Sultans of Swing: how flamenco shaped Dire Straits' debut single
Sultans of Swing single cover
Released in 1977, Sultans of Swing marked the remarkable inception of the English rock band Dire Straits propelling them into an unparalleled realm of fame on both sides of the Atlantic. Its initial airing on BBC Radio London acted as the catalyst for securing a major label contract, which paved the way for their inaugural album garnering an expansive and enthusiastic reception.
At the core of the harmony within Sultans of Swing lies the musical turnaround referred to as the Andalusian cadence, a hallmark of various flamenco styles. This distinctive musical trick finds favor in pop music frequently recurring without alteration across an entire composition. Similar techniques grace notable tracks such as Bob Dylan's One More Cup of Coffee, Michael Jackson's Smooth Criminal, and Percy Mayfield's Hit the Road Jack as explored in our article on the distinct chord progression of flamenco that captivated all pop music genres.
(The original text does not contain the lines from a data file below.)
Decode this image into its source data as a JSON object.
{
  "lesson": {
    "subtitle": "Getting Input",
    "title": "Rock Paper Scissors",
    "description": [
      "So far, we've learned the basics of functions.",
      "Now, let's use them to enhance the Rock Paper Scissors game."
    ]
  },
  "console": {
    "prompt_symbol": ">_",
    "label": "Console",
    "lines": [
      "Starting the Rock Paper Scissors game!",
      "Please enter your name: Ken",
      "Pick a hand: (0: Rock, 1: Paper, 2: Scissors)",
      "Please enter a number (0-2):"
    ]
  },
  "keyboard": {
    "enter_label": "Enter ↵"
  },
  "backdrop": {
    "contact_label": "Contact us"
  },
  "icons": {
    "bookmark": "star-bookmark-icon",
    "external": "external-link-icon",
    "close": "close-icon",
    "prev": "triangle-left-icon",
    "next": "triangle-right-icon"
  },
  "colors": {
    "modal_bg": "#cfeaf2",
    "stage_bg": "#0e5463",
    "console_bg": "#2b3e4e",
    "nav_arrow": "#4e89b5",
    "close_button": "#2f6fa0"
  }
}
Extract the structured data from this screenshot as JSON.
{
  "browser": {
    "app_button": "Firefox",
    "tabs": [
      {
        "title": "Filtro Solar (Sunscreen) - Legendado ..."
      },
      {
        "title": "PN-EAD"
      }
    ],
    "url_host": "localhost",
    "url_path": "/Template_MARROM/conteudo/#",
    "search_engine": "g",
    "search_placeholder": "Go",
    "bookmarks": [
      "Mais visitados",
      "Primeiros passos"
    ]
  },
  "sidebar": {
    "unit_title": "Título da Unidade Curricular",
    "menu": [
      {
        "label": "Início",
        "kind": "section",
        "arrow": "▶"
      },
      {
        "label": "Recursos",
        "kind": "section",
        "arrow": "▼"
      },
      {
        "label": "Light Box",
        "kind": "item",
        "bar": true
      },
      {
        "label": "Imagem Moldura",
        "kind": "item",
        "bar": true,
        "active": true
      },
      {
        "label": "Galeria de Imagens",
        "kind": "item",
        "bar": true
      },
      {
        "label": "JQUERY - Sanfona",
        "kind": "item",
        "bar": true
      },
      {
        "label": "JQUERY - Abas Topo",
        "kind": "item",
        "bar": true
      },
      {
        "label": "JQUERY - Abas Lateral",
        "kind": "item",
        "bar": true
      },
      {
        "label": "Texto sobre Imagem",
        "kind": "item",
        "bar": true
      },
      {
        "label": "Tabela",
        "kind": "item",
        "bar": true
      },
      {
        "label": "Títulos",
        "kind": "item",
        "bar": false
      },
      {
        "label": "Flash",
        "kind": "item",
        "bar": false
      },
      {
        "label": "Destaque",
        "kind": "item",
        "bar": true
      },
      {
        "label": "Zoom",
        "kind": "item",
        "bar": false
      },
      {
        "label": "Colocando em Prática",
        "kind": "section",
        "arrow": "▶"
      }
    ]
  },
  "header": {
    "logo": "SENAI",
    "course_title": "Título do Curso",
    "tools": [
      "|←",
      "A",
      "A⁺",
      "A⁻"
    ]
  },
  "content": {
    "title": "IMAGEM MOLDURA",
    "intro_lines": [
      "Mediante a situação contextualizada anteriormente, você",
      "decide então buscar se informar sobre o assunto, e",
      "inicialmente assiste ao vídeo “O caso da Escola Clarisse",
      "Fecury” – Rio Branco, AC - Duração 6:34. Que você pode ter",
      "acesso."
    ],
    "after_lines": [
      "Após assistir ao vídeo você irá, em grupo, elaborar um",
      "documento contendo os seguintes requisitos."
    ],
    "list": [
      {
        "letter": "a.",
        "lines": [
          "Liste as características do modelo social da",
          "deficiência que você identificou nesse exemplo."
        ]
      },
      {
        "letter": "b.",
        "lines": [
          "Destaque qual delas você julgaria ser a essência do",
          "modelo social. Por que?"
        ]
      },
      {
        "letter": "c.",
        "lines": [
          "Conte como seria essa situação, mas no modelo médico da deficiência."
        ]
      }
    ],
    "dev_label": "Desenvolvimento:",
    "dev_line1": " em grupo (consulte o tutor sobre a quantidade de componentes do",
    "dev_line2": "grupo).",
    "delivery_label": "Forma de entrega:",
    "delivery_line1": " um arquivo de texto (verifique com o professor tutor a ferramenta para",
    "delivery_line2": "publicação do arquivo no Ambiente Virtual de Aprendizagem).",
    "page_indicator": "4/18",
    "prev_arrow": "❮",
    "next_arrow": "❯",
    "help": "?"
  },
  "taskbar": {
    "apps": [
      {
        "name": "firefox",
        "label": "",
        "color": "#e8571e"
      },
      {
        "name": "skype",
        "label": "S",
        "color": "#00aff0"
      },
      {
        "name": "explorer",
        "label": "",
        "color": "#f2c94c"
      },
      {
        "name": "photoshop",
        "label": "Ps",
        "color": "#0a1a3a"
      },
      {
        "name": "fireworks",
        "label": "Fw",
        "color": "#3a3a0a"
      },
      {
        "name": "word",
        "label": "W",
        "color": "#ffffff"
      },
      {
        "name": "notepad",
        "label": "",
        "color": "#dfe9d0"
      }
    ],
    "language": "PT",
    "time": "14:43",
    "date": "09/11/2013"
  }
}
Concerning the song's title and underlying meaning, lead vocalist Mark Knopfler revealed that the lyrics were inspired by a jazz ensemble's performance within the corner of a nearly deserted London pub. Upon the conclusion of their set, the band's frontman introduced them as the Sultans of Swing—a striking contrast between their unassuming appearance and surroundings and their grandiose moniker, a paradox that struck Knopfler as amusing.
Listen to Sultans Of Swing by Dire Straits:
Compositionally, Sultans of Swing adheres to classical tonal theory intertwining the Aeolian mode with the harmonic minor scale—a technique frequently employed in the creation of enduring pop anthems. In the harmonic analysis of the verses' chord chains, the scale degrees (denoted with Roman numerals) show the following progressions in the key of D minor:
- Dm–C–B♭–A or i–VII–VI–V
- Dm–C–B♭–A or i–VII–VI–V
- F–С or III-VII
- B♭–Dm–B♭–С or VI–i–VI–VII
The guitar solo section mirrors the same chord structure with the first two lines showcasing the i–VII–VI–V progression recognized as the Andalusian cadence.
Subsequent portions of the track feature these progressions in the D Aeolian mode:
- C–B♭–С–Dm or VII–VI–VII–i for refrens
- Dm–C–B♭–С or i–VII–VI–VII for instrumental parts
For more insights into songs composed in the Aeolian minor mode and their accompanying harmonic analyses, refer to the following articles:
- 8 songs to introduce Aeolian mode and natural minor scale
- 6 songs combining harmonic minor and Aeolian mode
- Butterflies and Hurricanes: piano intermezzo meets the chaos theory
- Golden Slumbers: lyrical origins of the famous Beatles lullaby
- Hypnotized: Fleetwood Mac's song about aliens
- Locomotive Breath: fine groove born from Jethro Tull's studio session
- Shaman's Blues: quintessential The Doors song refined their most controversial album
- I Shot the Sheriff: Burnin' spliff nearly destroyed Bob Marley's original recording
- Hero and Heroine: Strawbs lyrics that allegorize drug addiction through Greek mythology
- Bungle in the Jungle: early prog-rock hit vs the greatest boxing match